──────── DATA EXTRACT

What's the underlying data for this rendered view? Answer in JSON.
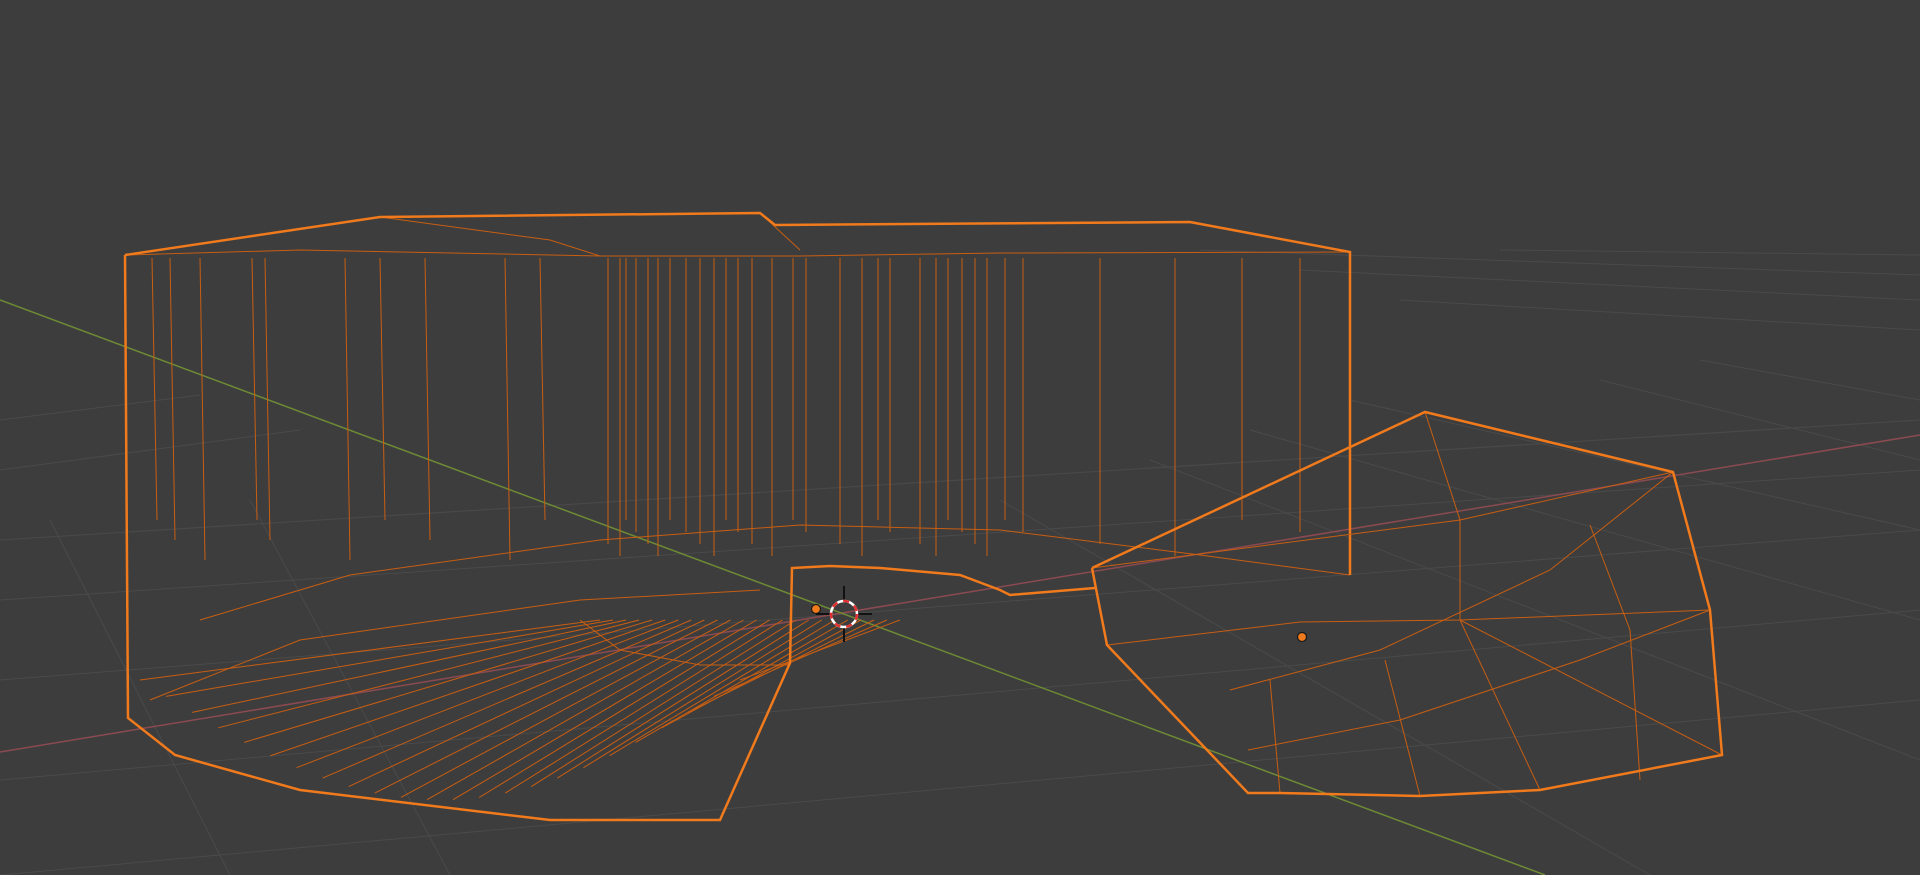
{
  "viewport": {
    "background": "#3d3d3d",
    "grid_color": "#4a4a4a",
    "x_axis_color": "#8a4a50",
    "y_axis_color": "#6e8a34",
    "selection_color": "#f07a1c",
    "selection_dim_color": "#c85e12",
    "cursor_icon": "3d-cursor-icon",
    "origin_icon": "object-origin-icon"
  }
}
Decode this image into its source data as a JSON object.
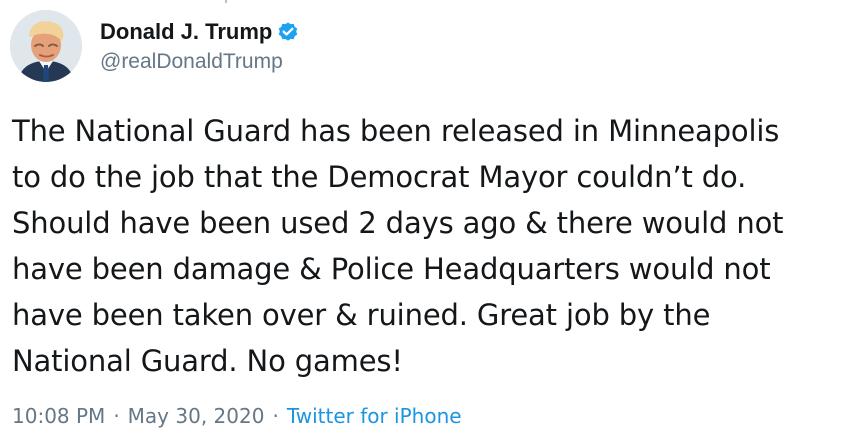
{
  "author": {
    "display_name": "Donald J. Trump",
    "handle": "@realDonaldTrump",
    "verified": true,
    "avatar_icon": "profile-photo-avatar",
    "verified_icon": "verified-badge-icon"
  },
  "tweet": {
    "lines": [
      "The National Guard has been released in Minneapolis",
      "to do the job that the Democrat Mayor couldn’t do.",
      "Should have been used 2 days ago & there would not",
      "have been damage & Police Headquarters would not",
      "have been taken over & ruined. Great job by the",
      "National Guard. No games!"
    ]
  },
  "meta": {
    "time": "10:08 PM",
    "separator": "·",
    "date": "May 30, 2020",
    "source": "Twitter for iPhone"
  },
  "colors": {
    "text": "#14171a",
    "secondary_text": "#657786",
    "link": "#1b95e0",
    "verified_badge": "#1da1f2",
    "background": "#ffffff"
  }
}
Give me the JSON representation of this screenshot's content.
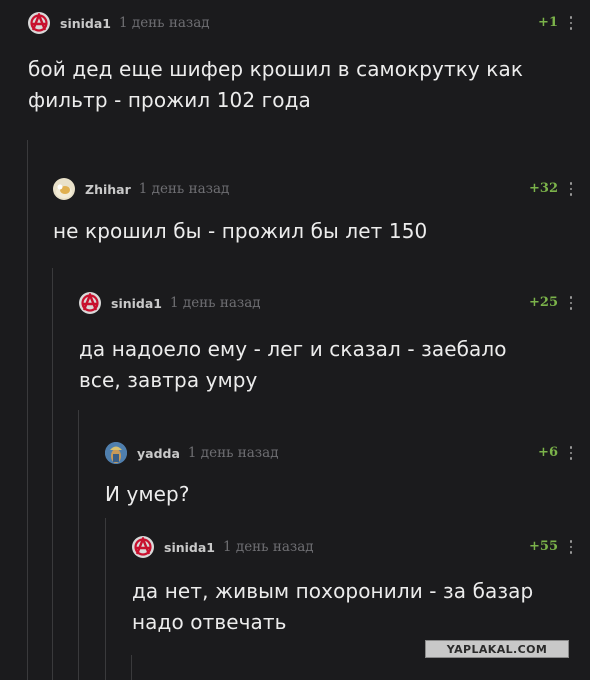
{
  "comments": [
    {
      "username": "sinida1",
      "time": "1 день назад",
      "rating": "+1",
      "text": "бой дед еще шифер крошил в самокрутку как\nфильтр - прожил 102 года",
      "avatar_icon": "anarchy-icon"
    },
    {
      "username": "Zhihar",
      "time": "1 день назад",
      "rating": "+32",
      "text": "не крошил бы - прожил бы лет 150",
      "avatar_icon": "cat-avatar-icon"
    },
    {
      "username": "sinida1",
      "time": "1 день назад",
      "rating": "+25",
      "text": "да надоело ему - лег и сказал - заебало\nвсе, завтра умру",
      "avatar_icon": "anarchy-icon"
    },
    {
      "username": "yadda",
      "time": "1 день назад",
      "rating": "+6",
      "text": "И умер?",
      "avatar_icon": "warrior-avatar-icon"
    },
    {
      "username": "sinida1",
      "time": "1 день назад",
      "rating": "+55",
      "text": "да нет, живым похоронили - за базар\nнадо отвечать",
      "avatar_icon": "anarchy-icon"
    }
  ],
  "watermark": "YAPLAKAL.COM",
  "colors": {
    "background": "#1b1b1d",
    "rating": "#7bb34a",
    "anarchy": "#c8102e"
  }
}
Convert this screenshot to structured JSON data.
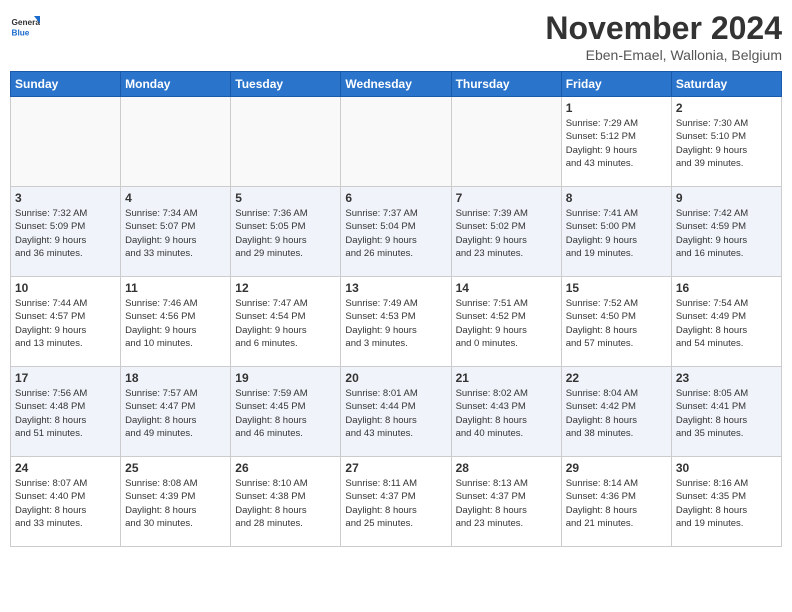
{
  "logo": {
    "general": "General",
    "blue": "Blue"
  },
  "title": "November 2024",
  "location": "Eben-Emael, Wallonia, Belgium",
  "days_of_week": [
    "Sunday",
    "Monday",
    "Tuesday",
    "Wednesday",
    "Thursday",
    "Friday",
    "Saturday"
  ],
  "weeks": [
    [
      {
        "day": "",
        "info": ""
      },
      {
        "day": "",
        "info": ""
      },
      {
        "day": "",
        "info": ""
      },
      {
        "day": "",
        "info": ""
      },
      {
        "day": "",
        "info": ""
      },
      {
        "day": "1",
        "info": "Sunrise: 7:29 AM\nSunset: 5:12 PM\nDaylight: 9 hours\nand 43 minutes."
      },
      {
        "day": "2",
        "info": "Sunrise: 7:30 AM\nSunset: 5:10 PM\nDaylight: 9 hours\nand 39 minutes."
      }
    ],
    [
      {
        "day": "3",
        "info": "Sunrise: 7:32 AM\nSunset: 5:09 PM\nDaylight: 9 hours\nand 36 minutes."
      },
      {
        "day": "4",
        "info": "Sunrise: 7:34 AM\nSunset: 5:07 PM\nDaylight: 9 hours\nand 33 minutes."
      },
      {
        "day": "5",
        "info": "Sunrise: 7:36 AM\nSunset: 5:05 PM\nDaylight: 9 hours\nand 29 minutes."
      },
      {
        "day": "6",
        "info": "Sunrise: 7:37 AM\nSunset: 5:04 PM\nDaylight: 9 hours\nand 26 minutes."
      },
      {
        "day": "7",
        "info": "Sunrise: 7:39 AM\nSunset: 5:02 PM\nDaylight: 9 hours\nand 23 minutes."
      },
      {
        "day": "8",
        "info": "Sunrise: 7:41 AM\nSunset: 5:00 PM\nDaylight: 9 hours\nand 19 minutes."
      },
      {
        "day": "9",
        "info": "Sunrise: 7:42 AM\nSunset: 4:59 PM\nDaylight: 9 hours\nand 16 minutes."
      }
    ],
    [
      {
        "day": "10",
        "info": "Sunrise: 7:44 AM\nSunset: 4:57 PM\nDaylight: 9 hours\nand 13 minutes."
      },
      {
        "day": "11",
        "info": "Sunrise: 7:46 AM\nSunset: 4:56 PM\nDaylight: 9 hours\nand 10 minutes."
      },
      {
        "day": "12",
        "info": "Sunrise: 7:47 AM\nSunset: 4:54 PM\nDaylight: 9 hours\nand 6 minutes."
      },
      {
        "day": "13",
        "info": "Sunrise: 7:49 AM\nSunset: 4:53 PM\nDaylight: 9 hours\nand 3 minutes."
      },
      {
        "day": "14",
        "info": "Sunrise: 7:51 AM\nSunset: 4:52 PM\nDaylight: 9 hours\nand 0 minutes."
      },
      {
        "day": "15",
        "info": "Sunrise: 7:52 AM\nSunset: 4:50 PM\nDaylight: 8 hours\nand 57 minutes."
      },
      {
        "day": "16",
        "info": "Sunrise: 7:54 AM\nSunset: 4:49 PM\nDaylight: 8 hours\nand 54 minutes."
      }
    ],
    [
      {
        "day": "17",
        "info": "Sunrise: 7:56 AM\nSunset: 4:48 PM\nDaylight: 8 hours\nand 51 minutes."
      },
      {
        "day": "18",
        "info": "Sunrise: 7:57 AM\nSunset: 4:47 PM\nDaylight: 8 hours\nand 49 minutes."
      },
      {
        "day": "19",
        "info": "Sunrise: 7:59 AM\nSunset: 4:45 PM\nDaylight: 8 hours\nand 46 minutes."
      },
      {
        "day": "20",
        "info": "Sunrise: 8:01 AM\nSunset: 4:44 PM\nDaylight: 8 hours\nand 43 minutes."
      },
      {
        "day": "21",
        "info": "Sunrise: 8:02 AM\nSunset: 4:43 PM\nDaylight: 8 hours\nand 40 minutes."
      },
      {
        "day": "22",
        "info": "Sunrise: 8:04 AM\nSunset: 4:42 PM\nDaylight: 8 hours\nand 38 minutes."
      },
      {
        "day": "23",
        "info": "Sunrise: 8:05 AM\nSunset: 4:41 PM\nDaylight: 8 hours\nand 35 minutes."
      }
    ],
    [
      {
        "day": "24",
        "info": "Sunrise: 8:07 AM\nSunset: 4:40 PM\nDaylight: 8 hours\nand 33 minutes."
      },
      {
        "day": "25",
        "info": "Sunrise: 8:08 AM\nSunset: 4:39 PM\nDaylight: 8 hours\nand 30 minutes."
      },
      {
        "day": "26",
        "info": "Sunrise: 8:10 AM\nSunset: 4:38 PM\nDaylight: 8 hours\nand 28 minutes."
      },
      {
        "day": "27",
        "info": "Sunrise: 8:11 AM\nSunset: 4:37 PM\nDaylight: 8 hours\nand 25 minutes."
      },
      {
        "day": "28",
        "info": "Sunrise: 8:13 AM\nSunset: 4:37 PM\nDaylight: 8 hours\nand 23 minutes."
      },
      {
        "day": "29",
        "info": "Sunrise: 8:14 AM\nSunset: 4:36 PM\nDaylight: 8 hours\nand 21 minutes."
      },
      {
        "day": "30",
        "info": "Sunrise: 8:16 AM\nSunset: 4:35 PM\nDaylight: 8 hours\nand 19 minutes."
      }
    ]
  ]
}
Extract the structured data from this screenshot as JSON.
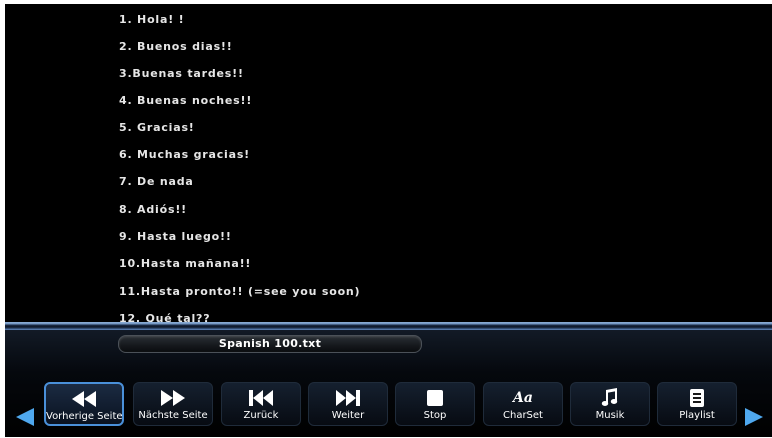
{
  "file_lines": [
    "1. Hola! !",
    "2. Buenos dias!!",
    "3.Buenas tardes!!",
    "4. Buenas noches!!",
    "5. Gracias!",
    "6. Muchas gracias!",
    "7. De nada",
    "8. Adiós!!",
    "9. Hasta luego!!",
    "10.Hasta mañana!!",
    "11.Hasta pronto!! (=see you soon)",
    "12. Qué tal??"
  ],
  "filename": "Spanish 100.txt",
  "toolbar": {
    "selected": "previous-page",
    "buttons": [
      {
        "id": "previous-page",
        "label": "Vorherige Seite",
        "icon": "rewind-icon"
      },
      {
        "id": "next-page",
        "label": "Nächste Seite",
        "icon": "fast-forward-icon"
      },
      {
        "id": "back",
        "label": "Zurück",
        "icon": "skip-back-icon"
      },
      {
        "id": "forward",
        "label": "Weiter",
        "icon": "skip-forward-icon"
      },
      {
        "id": "stop",
        "label": "Stop",
        "icon": "stop-icon"
      },
      {
        "id": "charset",
        "label": "CharSet",
        "icon": "charset-icon"
      },
      {
        "id": "music",
        "label": "Musik",
        "icon": "music-note-icon"
      },
      {
        "id": "playlist",
        "label": "Playlist",
        "icon": "playlist-icon"
      }
    ],
    "charset_icon_text": "Aa"
  },
  "colors": {
    "background": "#000000",
    "accent": "#4a90d9",
    "arrow": "#4fa8ee",
    "text": "#e6e6e6"
  }
}
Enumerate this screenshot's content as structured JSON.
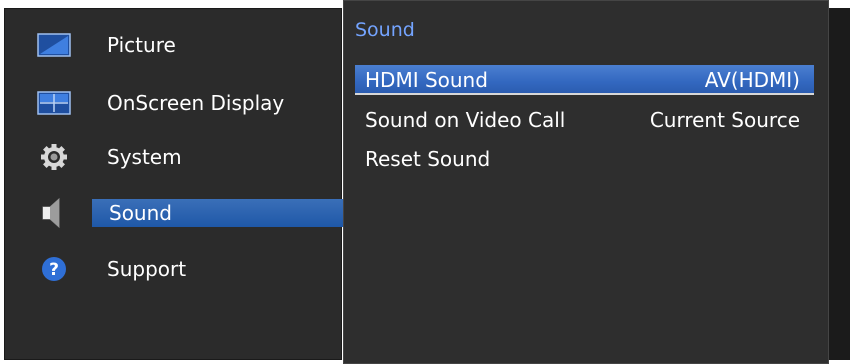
{
  "left_menu": {
    "items": [
      {
        "label": "Picture",
        "icon": "picture-icon"
      },
      {
        "label": "OnScreen Display",
        "icon": "onscreen-display-icon"
      },
      {
        "label": "System",
        "icon": "gear-icon"
      },
      {
        "label": "Sound",
        "icon": "speaker-icon",
        "selected": true
      },
      {
        "label": "Support",
        "icon": "help-icon"
      }
    ]
  },
  "submenu": {
    "title": "Sound",
    "rows": [
      {
        "name": "HDMI Sound",
        "value": "AV(HDMI)",
        "selected": true
      },
      {
        "name": "Sound on Video Call",
        "value": "Current Source"
      },
      {
        "name": "Reset Sound",
        "value": ""
      }
    ]
  },
  "colors": {
    "highlight": "#2f63b6",
    "title_blue": "#74a4ff",
    "panel_bg": "#2b2b2b"
  }
}
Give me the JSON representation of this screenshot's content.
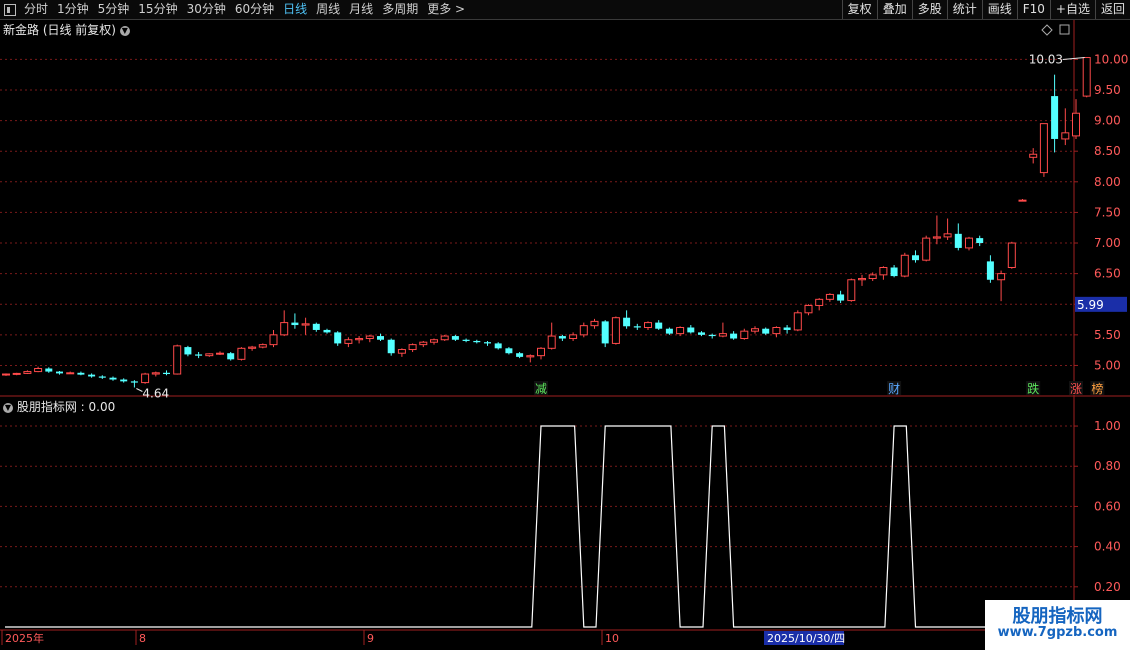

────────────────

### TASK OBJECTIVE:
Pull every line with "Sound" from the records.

### SOLUTION FOR THIS EXERCISE:
        "label": "Sound",
    "title": "Sound",
        "name": "HDMI Sound",
        "name": "Sound on Video Call",
        "name": "Reset Sound",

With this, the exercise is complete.